- Work instructions
Say how many lines in the following data hold the word "sort". Write nothing but that number.
Top of Given entries
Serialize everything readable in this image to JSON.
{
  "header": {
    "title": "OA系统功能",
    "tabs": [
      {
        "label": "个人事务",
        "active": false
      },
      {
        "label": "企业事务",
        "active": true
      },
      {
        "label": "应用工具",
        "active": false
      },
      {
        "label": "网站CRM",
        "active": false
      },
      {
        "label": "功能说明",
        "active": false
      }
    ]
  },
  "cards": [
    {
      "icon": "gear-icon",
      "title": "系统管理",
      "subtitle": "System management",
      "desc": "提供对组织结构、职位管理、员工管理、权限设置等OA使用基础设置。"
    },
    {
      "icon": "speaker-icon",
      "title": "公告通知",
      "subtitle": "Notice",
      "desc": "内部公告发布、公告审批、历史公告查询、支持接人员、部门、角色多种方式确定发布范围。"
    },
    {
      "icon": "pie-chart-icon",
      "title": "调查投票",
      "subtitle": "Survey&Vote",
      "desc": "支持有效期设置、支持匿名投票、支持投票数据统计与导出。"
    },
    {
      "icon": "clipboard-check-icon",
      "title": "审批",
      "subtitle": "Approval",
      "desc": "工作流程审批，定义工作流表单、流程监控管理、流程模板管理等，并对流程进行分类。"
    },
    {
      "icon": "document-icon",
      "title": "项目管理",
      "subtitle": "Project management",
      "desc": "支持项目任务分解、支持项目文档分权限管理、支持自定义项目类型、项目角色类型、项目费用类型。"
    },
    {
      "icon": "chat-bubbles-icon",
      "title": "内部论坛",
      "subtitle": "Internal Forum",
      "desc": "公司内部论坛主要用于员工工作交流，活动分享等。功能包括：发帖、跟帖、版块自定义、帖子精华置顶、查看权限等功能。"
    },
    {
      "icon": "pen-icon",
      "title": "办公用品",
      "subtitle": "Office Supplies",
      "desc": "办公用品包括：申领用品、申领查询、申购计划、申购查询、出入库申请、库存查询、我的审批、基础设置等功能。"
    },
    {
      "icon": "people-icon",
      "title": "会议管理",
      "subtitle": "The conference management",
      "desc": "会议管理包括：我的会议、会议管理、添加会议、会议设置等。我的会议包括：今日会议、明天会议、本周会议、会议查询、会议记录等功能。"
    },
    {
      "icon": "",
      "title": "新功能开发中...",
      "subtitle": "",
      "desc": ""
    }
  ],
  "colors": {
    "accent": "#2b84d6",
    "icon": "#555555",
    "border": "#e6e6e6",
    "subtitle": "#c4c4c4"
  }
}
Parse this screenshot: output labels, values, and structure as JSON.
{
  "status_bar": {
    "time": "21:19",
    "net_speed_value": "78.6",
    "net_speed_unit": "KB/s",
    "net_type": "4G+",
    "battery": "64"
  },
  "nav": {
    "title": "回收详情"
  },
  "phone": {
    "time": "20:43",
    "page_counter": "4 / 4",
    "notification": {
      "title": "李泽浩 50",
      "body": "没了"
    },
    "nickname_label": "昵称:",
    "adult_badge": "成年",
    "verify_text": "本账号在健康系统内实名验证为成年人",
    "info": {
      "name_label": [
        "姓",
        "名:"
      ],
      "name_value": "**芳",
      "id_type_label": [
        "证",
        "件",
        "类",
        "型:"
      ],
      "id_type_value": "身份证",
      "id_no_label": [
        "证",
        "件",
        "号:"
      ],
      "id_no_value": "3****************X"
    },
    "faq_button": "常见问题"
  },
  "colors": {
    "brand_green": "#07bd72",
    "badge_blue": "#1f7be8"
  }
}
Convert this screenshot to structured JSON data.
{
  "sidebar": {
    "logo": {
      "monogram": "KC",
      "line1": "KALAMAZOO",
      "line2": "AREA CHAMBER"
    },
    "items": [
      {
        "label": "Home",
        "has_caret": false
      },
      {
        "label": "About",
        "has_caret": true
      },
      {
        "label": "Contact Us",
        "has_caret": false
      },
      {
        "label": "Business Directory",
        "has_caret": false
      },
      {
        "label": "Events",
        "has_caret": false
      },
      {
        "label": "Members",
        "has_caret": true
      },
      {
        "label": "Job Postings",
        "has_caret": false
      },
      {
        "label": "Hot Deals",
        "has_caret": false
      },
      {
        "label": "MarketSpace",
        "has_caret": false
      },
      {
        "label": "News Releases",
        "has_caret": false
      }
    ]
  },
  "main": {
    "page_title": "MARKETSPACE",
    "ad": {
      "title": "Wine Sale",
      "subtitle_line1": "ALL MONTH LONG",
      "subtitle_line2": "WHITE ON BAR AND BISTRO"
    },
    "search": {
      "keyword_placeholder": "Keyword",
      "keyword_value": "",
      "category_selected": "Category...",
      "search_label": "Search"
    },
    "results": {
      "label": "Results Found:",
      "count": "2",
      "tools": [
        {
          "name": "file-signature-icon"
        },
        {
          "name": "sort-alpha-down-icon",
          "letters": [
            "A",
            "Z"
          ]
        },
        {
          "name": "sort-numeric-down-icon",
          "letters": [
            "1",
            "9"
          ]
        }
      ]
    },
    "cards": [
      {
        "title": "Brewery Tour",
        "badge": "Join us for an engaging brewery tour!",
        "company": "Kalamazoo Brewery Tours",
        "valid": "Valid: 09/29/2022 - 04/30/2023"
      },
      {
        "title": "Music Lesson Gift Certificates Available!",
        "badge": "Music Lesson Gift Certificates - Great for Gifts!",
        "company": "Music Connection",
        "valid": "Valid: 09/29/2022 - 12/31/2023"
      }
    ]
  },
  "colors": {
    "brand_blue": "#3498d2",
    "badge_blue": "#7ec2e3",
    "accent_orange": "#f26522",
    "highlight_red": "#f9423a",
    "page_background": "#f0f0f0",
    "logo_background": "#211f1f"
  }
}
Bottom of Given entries
- Task solution
2